→ **Aim of the exercise**
The whole listing is to be written out again exactly; the pictures are not.

BEGIN Information given

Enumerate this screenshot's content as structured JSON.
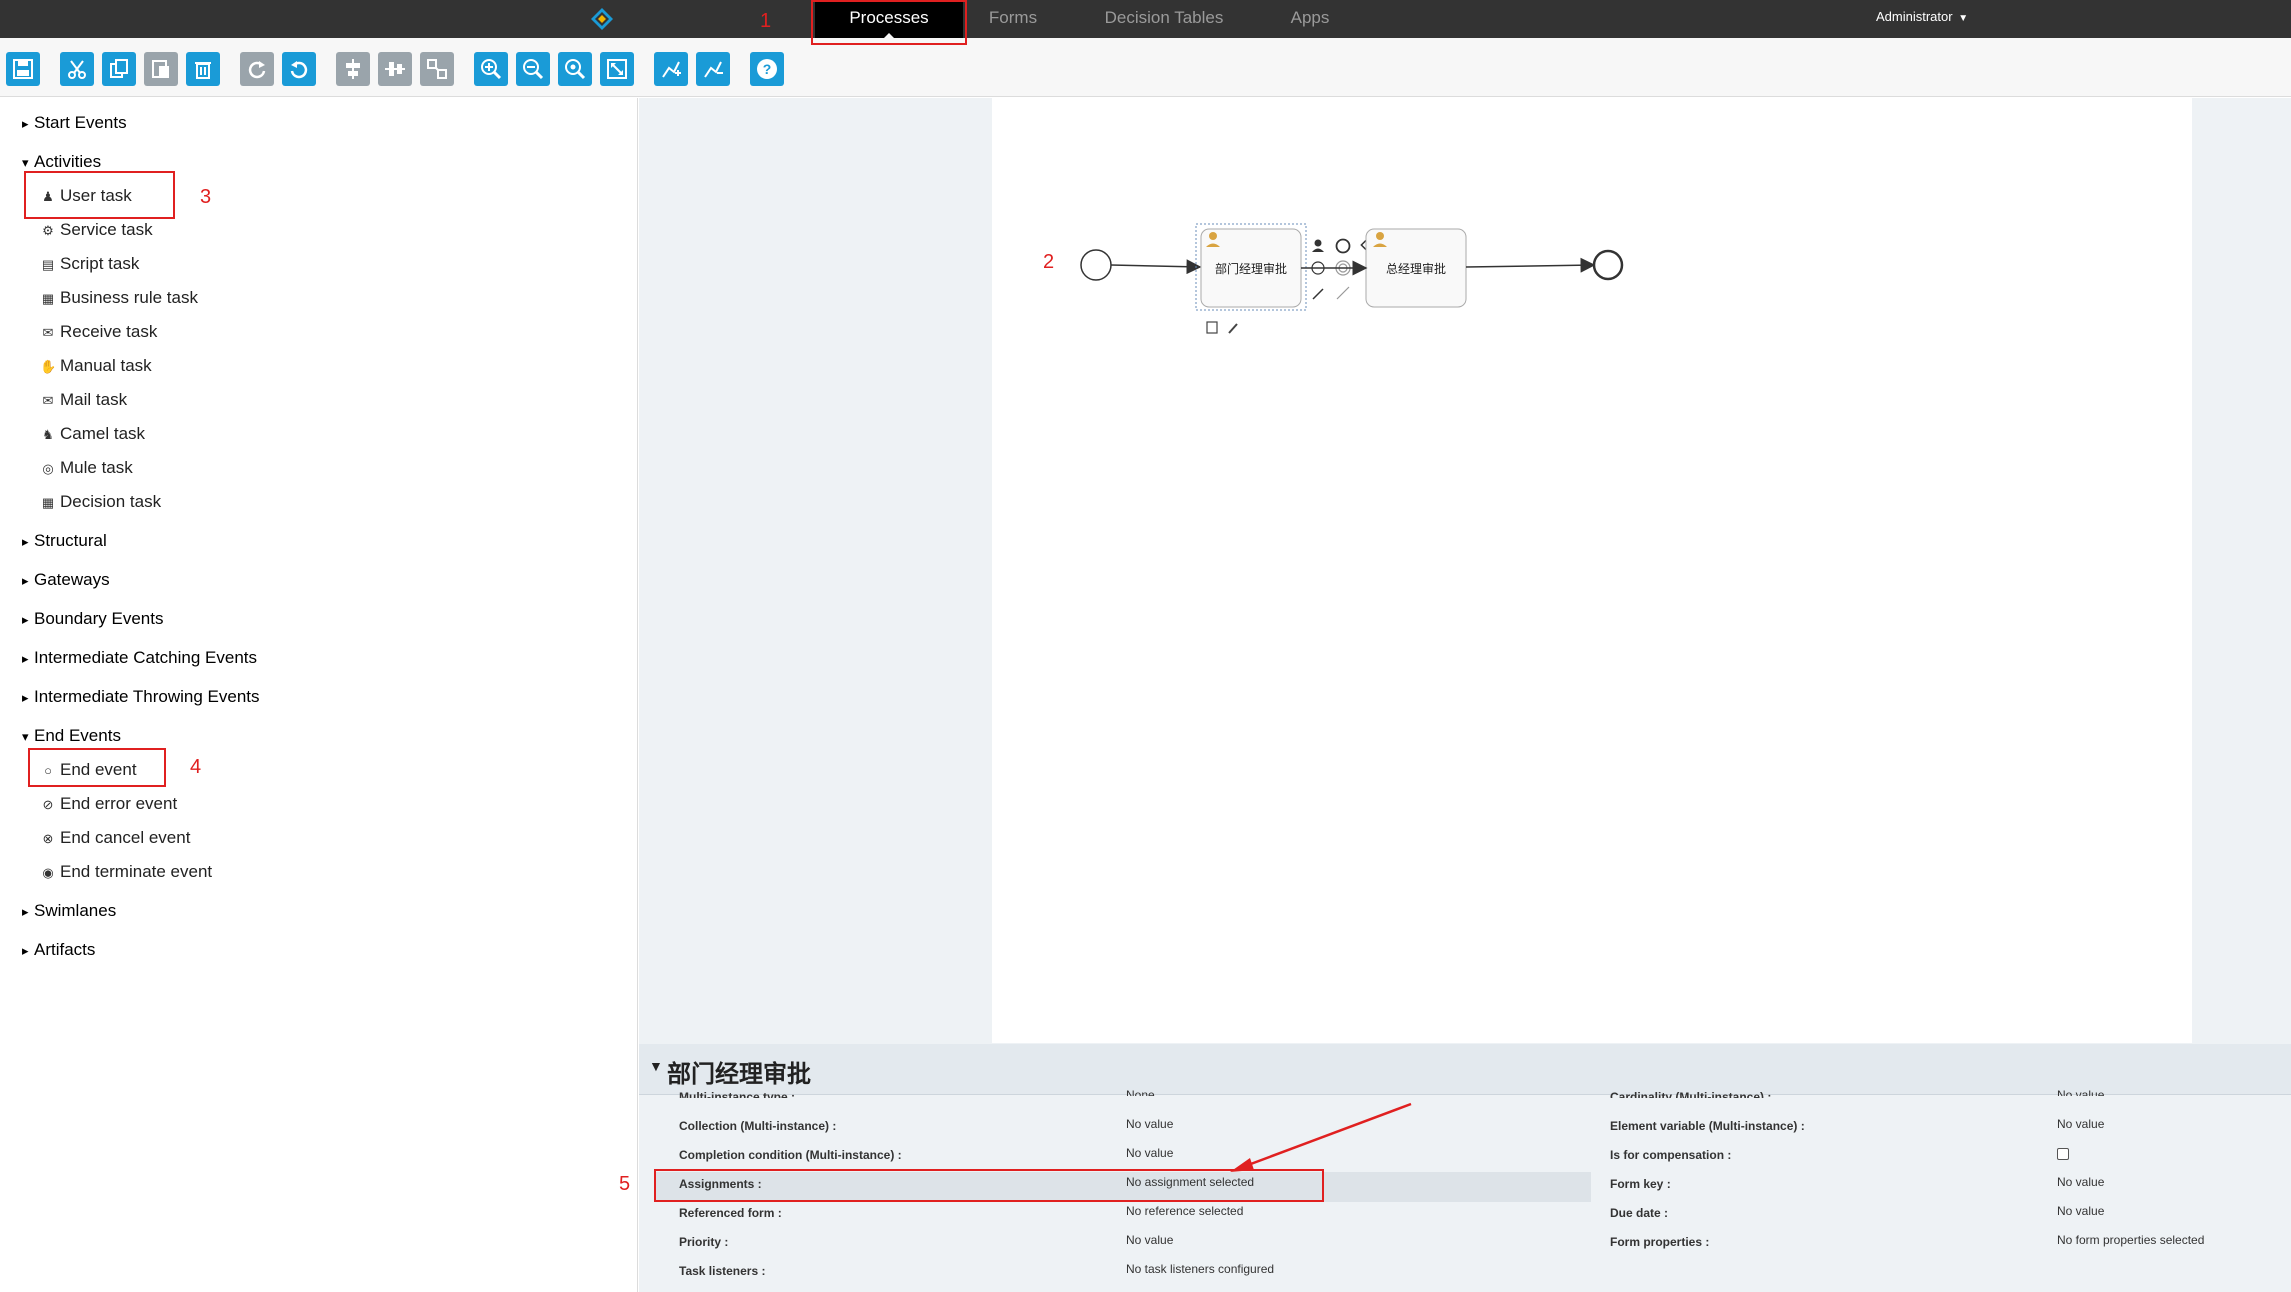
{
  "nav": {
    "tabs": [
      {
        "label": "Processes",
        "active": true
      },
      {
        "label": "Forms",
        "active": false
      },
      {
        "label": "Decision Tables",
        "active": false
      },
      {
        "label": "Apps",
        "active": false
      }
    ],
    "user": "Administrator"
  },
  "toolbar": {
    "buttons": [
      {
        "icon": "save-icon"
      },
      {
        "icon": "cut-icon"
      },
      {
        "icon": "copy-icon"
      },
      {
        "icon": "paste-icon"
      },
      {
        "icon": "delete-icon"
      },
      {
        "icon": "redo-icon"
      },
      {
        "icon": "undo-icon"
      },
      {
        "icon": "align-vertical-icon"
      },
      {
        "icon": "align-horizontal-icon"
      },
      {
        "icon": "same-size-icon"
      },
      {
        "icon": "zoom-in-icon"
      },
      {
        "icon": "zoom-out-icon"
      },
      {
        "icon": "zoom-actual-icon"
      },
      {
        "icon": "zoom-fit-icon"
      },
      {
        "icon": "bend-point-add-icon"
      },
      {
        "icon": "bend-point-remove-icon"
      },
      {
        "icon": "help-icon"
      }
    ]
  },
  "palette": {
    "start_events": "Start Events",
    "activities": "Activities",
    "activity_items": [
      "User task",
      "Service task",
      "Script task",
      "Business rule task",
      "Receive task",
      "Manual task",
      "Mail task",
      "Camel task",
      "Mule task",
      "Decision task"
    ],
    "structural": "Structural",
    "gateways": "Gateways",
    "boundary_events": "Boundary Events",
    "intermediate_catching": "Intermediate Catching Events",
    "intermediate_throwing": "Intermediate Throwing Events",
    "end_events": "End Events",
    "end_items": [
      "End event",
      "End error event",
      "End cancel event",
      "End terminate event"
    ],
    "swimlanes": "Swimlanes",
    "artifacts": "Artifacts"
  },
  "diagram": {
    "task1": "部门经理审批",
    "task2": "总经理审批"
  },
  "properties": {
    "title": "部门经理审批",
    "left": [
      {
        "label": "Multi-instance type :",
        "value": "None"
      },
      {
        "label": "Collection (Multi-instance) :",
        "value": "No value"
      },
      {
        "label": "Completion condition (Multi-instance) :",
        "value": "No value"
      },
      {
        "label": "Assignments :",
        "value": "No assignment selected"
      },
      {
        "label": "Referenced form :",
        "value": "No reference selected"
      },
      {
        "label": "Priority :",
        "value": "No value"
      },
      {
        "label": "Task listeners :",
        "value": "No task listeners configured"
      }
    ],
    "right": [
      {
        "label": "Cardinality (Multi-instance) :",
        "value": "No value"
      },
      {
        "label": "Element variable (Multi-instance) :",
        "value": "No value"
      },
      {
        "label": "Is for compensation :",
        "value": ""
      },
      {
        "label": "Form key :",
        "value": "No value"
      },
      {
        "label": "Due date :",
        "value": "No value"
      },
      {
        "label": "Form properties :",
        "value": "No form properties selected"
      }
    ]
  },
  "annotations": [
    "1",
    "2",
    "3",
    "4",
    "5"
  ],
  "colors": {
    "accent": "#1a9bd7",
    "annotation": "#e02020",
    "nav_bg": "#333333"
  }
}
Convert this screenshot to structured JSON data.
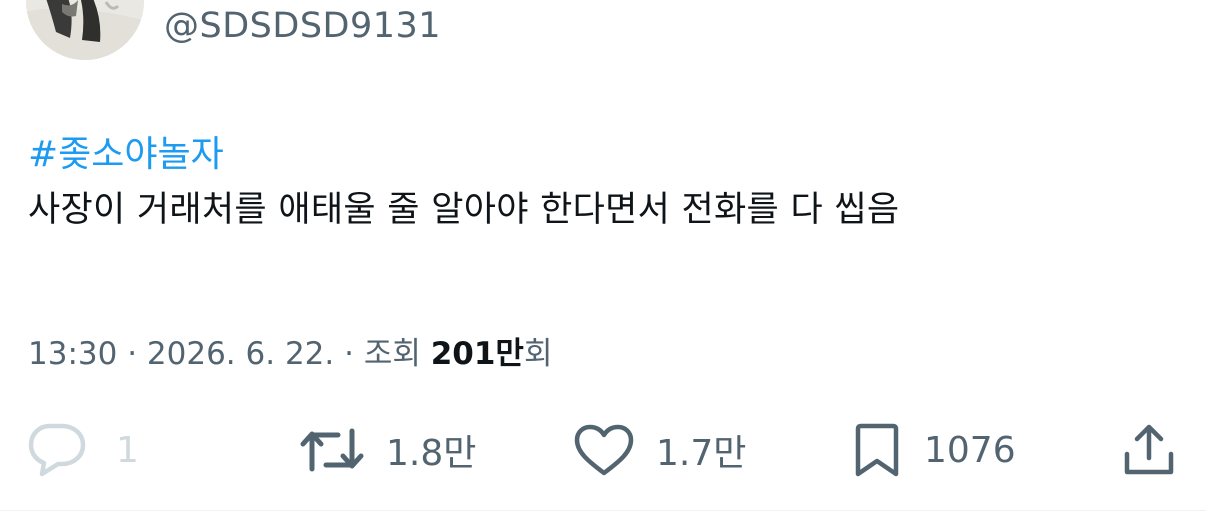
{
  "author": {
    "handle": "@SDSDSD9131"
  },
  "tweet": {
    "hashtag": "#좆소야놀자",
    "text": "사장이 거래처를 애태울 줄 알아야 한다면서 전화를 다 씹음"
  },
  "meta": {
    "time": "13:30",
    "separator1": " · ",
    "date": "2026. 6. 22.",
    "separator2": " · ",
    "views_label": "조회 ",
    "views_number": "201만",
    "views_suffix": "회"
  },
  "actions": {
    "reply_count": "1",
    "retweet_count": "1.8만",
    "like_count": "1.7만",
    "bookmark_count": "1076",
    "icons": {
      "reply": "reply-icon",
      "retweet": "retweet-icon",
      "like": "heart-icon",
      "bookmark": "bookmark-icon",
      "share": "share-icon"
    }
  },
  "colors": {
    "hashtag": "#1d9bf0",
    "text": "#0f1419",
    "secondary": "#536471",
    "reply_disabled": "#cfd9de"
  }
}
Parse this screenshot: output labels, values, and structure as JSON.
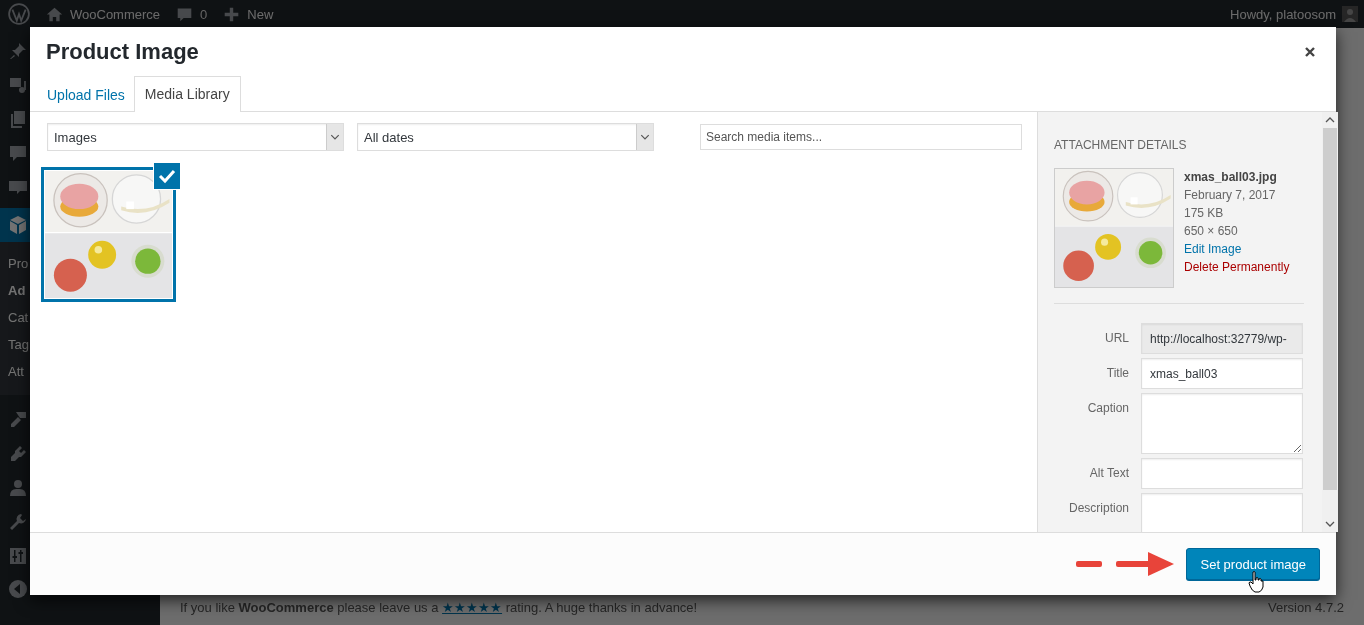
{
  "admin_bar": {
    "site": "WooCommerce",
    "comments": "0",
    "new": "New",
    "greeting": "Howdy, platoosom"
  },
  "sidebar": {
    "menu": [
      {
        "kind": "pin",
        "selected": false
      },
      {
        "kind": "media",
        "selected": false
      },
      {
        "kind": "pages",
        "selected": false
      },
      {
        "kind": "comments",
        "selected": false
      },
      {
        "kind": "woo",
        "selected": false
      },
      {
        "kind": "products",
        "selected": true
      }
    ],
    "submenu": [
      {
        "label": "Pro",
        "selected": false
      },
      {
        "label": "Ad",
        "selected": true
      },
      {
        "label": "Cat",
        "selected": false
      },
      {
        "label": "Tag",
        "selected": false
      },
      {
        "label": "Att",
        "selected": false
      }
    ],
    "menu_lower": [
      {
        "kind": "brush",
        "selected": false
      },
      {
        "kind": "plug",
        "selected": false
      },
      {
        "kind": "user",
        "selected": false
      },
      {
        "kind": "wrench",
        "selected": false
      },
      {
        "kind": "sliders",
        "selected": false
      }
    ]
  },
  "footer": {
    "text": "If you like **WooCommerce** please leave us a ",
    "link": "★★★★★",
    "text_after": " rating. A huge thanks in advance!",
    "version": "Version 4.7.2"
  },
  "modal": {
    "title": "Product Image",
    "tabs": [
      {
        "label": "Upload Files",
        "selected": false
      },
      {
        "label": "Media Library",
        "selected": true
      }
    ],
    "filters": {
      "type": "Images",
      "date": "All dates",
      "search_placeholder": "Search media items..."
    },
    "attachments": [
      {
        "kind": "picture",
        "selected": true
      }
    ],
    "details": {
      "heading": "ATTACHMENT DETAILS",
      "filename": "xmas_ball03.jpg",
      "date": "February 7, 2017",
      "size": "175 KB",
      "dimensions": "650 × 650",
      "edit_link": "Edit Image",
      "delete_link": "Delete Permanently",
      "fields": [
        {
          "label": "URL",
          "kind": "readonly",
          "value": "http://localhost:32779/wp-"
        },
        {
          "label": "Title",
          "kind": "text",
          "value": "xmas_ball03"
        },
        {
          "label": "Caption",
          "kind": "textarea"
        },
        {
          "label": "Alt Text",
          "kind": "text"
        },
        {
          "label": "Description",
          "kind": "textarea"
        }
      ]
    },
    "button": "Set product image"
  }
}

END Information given

→ **Task output**
Enumerate this screenshot's content as structured JSON.
{
  "nav": {
    "tabs": [
      {
        "label": "Processes",
        "active": true
      },
      {
        "label": "Forms",
        "active": false
      },
      {
        "label": "Decision Tables",
        "active": false
      },
      {
        "label": "Apps",
        "active": false
      }
    ],
    "user": "Administrator"
  },
  "toolbar": {
    "buttons": [
      {
        "icon": "save-icon"
      },
      {
        "icon": "cut-icon"
      },
      {
        "icon": "copy-icon"
      },
      {
        "icon": "paste-icon"
      },
      {
        "icon": "delete-icon"
      },
      {
        "icon": "redo-icon"
      },
      {
        "icon": "undo-icon"
      },
      {
        "icon": "align-vertical-icon"
      },
      {
        "icon": "align-horizontal-icon"
      },
      {
        "icon": "same-size-icon"
      },
      {
        "icon": "zoom-in-icon"
      },
      {
        "icon": "zoom-out-icon"
      },
      {
        "icon": "zoom-actual-icon"
      },
      {
        "icon": "zoom-fit-icon"
      },
      {
        "icon": "bend-point-add-icon"
      },
      {
        "icon": "bend-point-remove-icon"
      },
      {
        "icon": "help-icon"
      }
    ]
  },
  "palette": {
    "start_events": "Start Events",
    "activities": "Activities",
    "activity_items": [
      "User task",
      "Service task",
      "Script task",
      "Business rule task",
      "Receive task",
      "Manual task",
      "Mail task",
      "Camel task",
      "Mule task",
      "Decision task"
    ],
    "structural": "Structural",
    "gateways": "Gateways",
    "boundary_events": "Boundary Events",
    "intermediate_catching": "Intermediate Catching Events",
    "intermediate_throwing": "Intermediate Throwing Events",
    "end_events": "End Events",
    "end_items": [
      "End event",
      "End error event",
      "End cancel event",
      "End terminate event"
    ],
    "swimlanes": "Swimlanes",
    "artifacts": "Artifacts"
  },
  "diagram": {
    "task1": "部门经理审批",
    "task2": "总经理审批"
  },
  "properties": {
    "title": "部门经理审批",
    "left": [
      {
        "label": "Multi-instance type :",
        "value": "None"
      },
      {
        "label": "Collection (Multi-instance) :",
        "value": "No value"
      },
      {
        "label": "Completion condition (Multi-instance) :",
        "value": "No value"
      },
      {
        "label": "Assignments :",
        "value": "No assignment selected"
      },
      {
        "label": "Referenced form :",
        "value": "No reference selected"
      },
      {
        "label": "Priority :",
        "value": "No value"
      },
      {
        "label": "Task listeners :",
        "value": "No task listeners configured"
      }
    ],
    "right": [
      {
        "label": "Cardinality (Multi-instance) :",
        "value": "No value"
      },
      {
        "label": "Element variable (Multi-instance) :",
        "value": "No value"
      },
      {
        "label": "Is for compensation :",
        "value": ""
      },
      {
        "label": "Form key :",
        "value": "No value"
      },
      {
        "label": "Due date :",
        "value": "No value"
      },
      {
        "label": "Form properties :",
        "value": "No form properties selected"
      }
    ]
  },
  "annotations": [
    "1",
    "2",
    "3",
    "4",
    "5"
  ],
  "colors": {
    "accent": "#1a9bd7",
    "annotation": "#e02020",
    "nav_bg": "#333333"
  }
}
Convert this screenshot to structured JSON data.
{
  "author": {
    "handle": "@SDSDSD9131"
  },
  "tweet": {
    "hashtag": "#좆소야놀자",
    "text": "사장이 거래처를 애태울 줄 알아야 한다면서 전화를 다 씹음"
  },
  "meta": {
    "time": "13:30",
    "separator1": " · ",
    "date": "2026. 6. 22.",
    "separator2": " · ",
    "views_label": "조회 ",
    "views_number": "201만",
    "views_suffix": "회"
  },
  "actions": {
    "reply_count": "1",
    "retweet_count": "1.8만",
    "like_count": "1.7만",
    "bookmark_count": "1076",
    "icons": {
      "reply": "reply-icon",
      "retweet": "retweet-icon",
      "like": "heart-icon",
      "bookmark": "bookmark-icon",
      "share": "share-icon"
    }
  },
  "colors": {
    "hashtag": "#1d9bf0",
    "text": "#0f1419",
    "secondary": "#536471",
    "reply_disabled": "#cfd9de"
  }
}
Parse this screenshot: output labels, values, and structure as JSON.
{
  "admin_bar": {
    "site": "WooCommerce",
    "comments": "0",
    "new": "New",
    "greeting": "Howdy, platoosom"
  },
  "sidebar": {
    "menu": [
      {
        "kind": "pin",
        "selected": false
      },
      {
        "kind": "media",
        "selected": false
      },
      {
        "kind": "pages",
        "selected": false
      },
      {
        "kind": "comments",
        "selected": false
      },
      {
        "kind": "woo",
        "selected": false
      },
      {
        "kind": "products",
        "selected": true
      }
    ],
    "submenu": [
      {
        "label": "Pro",
        "selected": false
      },
      {
        "label": "Ad",
        "selected": true
      },
      {
        "label": "Cat",
        "selected": false
      },
      {
        "label": "Tag",
        "selected": false
      },
      {
        "label": "Att",
        "selected": false
      }
    ],
    "menu_lower": [
      {
        "kind": "brush",
        "selected": false
      },
      {
        "kind": "plug",
        "selected": false
      },
      {
        "kind": "user",
        "selected": false
      },
      {
        "kind": "wrench",
        "selected": false
      },
      {
        "kind": "sliders",
        "selected": false
      }
    ]
  },
  "footer": {
    "text": "If you like **WooCommerce** please leave us a ",
    "link": "★★★★★",
    "text_after": " rating. A huge thanks in advance!",
    "version": "Version 4.7.2"
  },
  "modal": {
    "title": "Product Image",
    "tabs": [
      {
        "label": "Upload Files",
        "selected": false
      },
      {
        "label": "Media Library",
        "selected": true
      }
    ],
    "filters": {
      "type": "Images",
      "date": "All dates",
      "search_placeholder": "Search media items..."
    },
    "attachments": [
      {
        "kind": "picture",
        "selected": true
      }
    ],
    "details": {
      "heading": "ATTACHMENT DETAILS",
      "filename": "xmas_ball03.jpg",
      "date": "February 7, 2017",
      "size": "175 KB",
      "dimensions": "650 × 650",
      "edit_link": "Edit Image",
      "delete_link": "Delete Permanently",
      "fields": [
        {
          "label": "URL",
          "kind": "readonly",
          "value": "http://localhost:32779/wp-"
        },
        {
          "label": "Title",
          "kind": "text",
          "value": "xmas_ball03"
        },
        {
          "label": "Caption",
          "kind": "textarea"
        },
        {
          "label": "Alt Text",
          "kind": "text"
        },
        {
          "label": "Description",
          "kind": "textarea"
        }
      ]
    },
    "button": "Set product image"
  }
}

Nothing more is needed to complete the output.